• _Activity_: Please filter the data below down to the lines holding the string "that".

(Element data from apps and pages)
[Start of Attachment]
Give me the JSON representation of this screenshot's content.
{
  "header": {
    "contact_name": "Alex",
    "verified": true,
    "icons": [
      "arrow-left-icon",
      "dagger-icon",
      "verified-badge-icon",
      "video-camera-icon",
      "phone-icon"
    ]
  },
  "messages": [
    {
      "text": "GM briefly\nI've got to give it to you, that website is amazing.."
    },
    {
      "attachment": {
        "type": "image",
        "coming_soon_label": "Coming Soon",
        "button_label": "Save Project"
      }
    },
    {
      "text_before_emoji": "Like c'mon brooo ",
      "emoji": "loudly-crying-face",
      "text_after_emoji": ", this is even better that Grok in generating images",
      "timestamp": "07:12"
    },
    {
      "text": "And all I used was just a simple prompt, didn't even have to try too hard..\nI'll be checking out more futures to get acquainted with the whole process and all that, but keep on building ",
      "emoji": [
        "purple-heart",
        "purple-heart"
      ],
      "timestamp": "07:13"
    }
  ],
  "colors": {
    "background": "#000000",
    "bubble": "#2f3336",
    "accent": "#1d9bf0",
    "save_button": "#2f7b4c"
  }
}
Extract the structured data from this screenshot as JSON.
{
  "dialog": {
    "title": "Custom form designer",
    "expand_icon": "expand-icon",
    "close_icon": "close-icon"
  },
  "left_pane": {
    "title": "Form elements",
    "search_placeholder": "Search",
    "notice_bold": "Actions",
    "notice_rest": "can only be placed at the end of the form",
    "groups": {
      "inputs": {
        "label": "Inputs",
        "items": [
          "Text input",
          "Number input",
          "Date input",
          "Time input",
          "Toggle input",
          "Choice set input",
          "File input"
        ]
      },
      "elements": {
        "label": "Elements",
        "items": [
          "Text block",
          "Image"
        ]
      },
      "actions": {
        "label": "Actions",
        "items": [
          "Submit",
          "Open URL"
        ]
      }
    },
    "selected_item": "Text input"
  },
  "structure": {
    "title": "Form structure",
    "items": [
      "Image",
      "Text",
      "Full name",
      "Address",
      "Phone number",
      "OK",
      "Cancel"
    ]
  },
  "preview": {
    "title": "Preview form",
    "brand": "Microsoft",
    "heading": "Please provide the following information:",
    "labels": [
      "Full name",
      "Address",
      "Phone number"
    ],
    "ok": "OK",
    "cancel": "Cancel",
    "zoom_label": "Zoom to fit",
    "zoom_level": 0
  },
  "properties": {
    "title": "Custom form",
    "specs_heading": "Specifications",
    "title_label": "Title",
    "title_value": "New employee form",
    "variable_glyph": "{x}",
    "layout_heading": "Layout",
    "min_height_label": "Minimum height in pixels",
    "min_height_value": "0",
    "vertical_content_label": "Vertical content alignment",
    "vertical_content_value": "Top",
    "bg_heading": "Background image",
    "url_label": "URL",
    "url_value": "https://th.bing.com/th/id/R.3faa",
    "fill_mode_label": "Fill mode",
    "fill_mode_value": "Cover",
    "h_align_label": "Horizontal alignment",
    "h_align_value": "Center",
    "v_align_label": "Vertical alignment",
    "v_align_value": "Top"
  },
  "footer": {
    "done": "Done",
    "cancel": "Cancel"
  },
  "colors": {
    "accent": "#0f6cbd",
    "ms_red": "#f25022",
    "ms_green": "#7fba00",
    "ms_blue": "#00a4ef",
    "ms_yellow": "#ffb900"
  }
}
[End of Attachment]
• _Completed task_:
      "text": "GM briefly\nI've got to give it to you, that website is amazing.."
      "text_after_emoji": ", this is even better that Grok in generating images",
      "text": "And all I used was just a simple prompt, didn't even have to try too hard..\nI'll be checking out more futures to get acquainted with the whole process and all that, but keep on building ",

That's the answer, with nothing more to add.